Though it announced an output cut of 500,000 barrels a day for this month, Russia’s crude oil exports by sea have held up so far this month - a fact that has weighed on prices in recent weeks.
The question is whether that could unravel if deliveries drag.
About 1.2 billion barrels of crude oil were on the water last week, the highest for this time of the year in data going back to 2016, data from Vortexa Ltd. showed.
Two tankers that carried Russia’s flagship Urals crude to the mouth of the Persian Gulf have stayed put since they arrived months ago.
At least four tankers with the nation’s ESPO crude have waited for weeks with some visiting one Chinese port after another, while around 4.4 million barrels of diesel-type fuel from Russia were kept at sea in early March in the largest buildup in at least seven years.
"Willing buyers in Asia, namely India and, to a lesser extent, China, have snapped up discounted crude oil cargoes, but increasing volumes on the water suggest that the share of Russian oil in their import mix may be getting too big for comfort,” the International Energy Agency said in its monthly report this week.
With Asia still hovering up lots of Russian supply, the country is nevertheless having to turn to increasingly unusual places to stash its crude.
A vessel loaded with Russian crude has been idling off the coast of Ghana for almost three weeks, and another shipment was sent to the storage tanks in southeast Turkey late last month.

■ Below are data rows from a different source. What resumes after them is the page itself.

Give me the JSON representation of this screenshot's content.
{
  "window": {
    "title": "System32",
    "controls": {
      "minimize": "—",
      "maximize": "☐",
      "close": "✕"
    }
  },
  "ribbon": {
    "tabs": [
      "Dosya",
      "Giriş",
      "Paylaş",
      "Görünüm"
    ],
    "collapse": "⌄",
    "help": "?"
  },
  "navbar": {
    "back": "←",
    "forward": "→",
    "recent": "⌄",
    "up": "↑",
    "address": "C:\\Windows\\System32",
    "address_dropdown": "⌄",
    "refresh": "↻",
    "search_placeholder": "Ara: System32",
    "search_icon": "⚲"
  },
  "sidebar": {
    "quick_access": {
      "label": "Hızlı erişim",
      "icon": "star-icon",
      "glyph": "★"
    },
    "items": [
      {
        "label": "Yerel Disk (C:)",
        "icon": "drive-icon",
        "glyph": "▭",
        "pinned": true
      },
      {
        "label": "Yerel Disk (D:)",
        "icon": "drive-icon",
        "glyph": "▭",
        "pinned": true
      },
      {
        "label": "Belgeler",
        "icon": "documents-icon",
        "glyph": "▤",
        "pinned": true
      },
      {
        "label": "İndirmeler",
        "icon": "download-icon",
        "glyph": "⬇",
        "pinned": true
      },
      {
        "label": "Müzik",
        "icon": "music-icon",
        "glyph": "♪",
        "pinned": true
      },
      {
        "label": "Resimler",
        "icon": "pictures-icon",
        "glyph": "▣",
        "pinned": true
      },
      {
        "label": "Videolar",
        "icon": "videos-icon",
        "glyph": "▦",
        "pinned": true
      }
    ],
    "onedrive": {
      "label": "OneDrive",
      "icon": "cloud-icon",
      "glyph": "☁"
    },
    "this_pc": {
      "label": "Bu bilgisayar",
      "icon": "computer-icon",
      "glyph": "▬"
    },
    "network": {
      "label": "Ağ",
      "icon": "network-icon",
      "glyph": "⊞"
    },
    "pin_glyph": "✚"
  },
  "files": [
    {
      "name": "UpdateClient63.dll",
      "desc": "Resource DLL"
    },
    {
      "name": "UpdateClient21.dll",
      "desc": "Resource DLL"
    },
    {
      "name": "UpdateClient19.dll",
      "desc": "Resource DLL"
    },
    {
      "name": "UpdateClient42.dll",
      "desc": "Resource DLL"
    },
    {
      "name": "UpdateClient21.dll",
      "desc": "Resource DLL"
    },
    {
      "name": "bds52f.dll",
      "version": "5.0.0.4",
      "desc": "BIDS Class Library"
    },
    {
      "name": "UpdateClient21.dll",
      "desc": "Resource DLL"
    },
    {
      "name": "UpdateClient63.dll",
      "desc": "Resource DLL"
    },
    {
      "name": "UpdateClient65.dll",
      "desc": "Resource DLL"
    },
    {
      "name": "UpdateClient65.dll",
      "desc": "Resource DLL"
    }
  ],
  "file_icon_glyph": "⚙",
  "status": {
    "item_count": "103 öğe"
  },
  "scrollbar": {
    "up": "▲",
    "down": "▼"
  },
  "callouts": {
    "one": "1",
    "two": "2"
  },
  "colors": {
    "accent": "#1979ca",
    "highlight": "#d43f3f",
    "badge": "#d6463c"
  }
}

There’s also a growing buildup of refined petroleum, with millions of barrels of diesel-type cargoes temporarily stored.
One such ship, the SCF Yenisei carrying Russian diesel-type fuel, discharged a cargo after sitting off the coast of Ghana for more than 10 days.
Another, the Adamas I, which loaded Russian fuel in late January, has been floating off Sudan for over 20 days, according to Vortexa Ltd. and tanker tracking data compiled by Bloomberg.
“Although crude oil cargoes are finding new homes in China and India, products are facing increasing difficulties to be placed,” said Tamas Varga, an analyst at brokerage PVM.
If the EU and G7 don’t lower the price ceiling on russian oil, it will probably collapse on its own. I’ve always said that russia's problem is russia itself. It’s too big to sell so much oil on the world market. And those volumes are going to end badly for them. Serves them right.featured-1 russia ukraine war ukraine front lines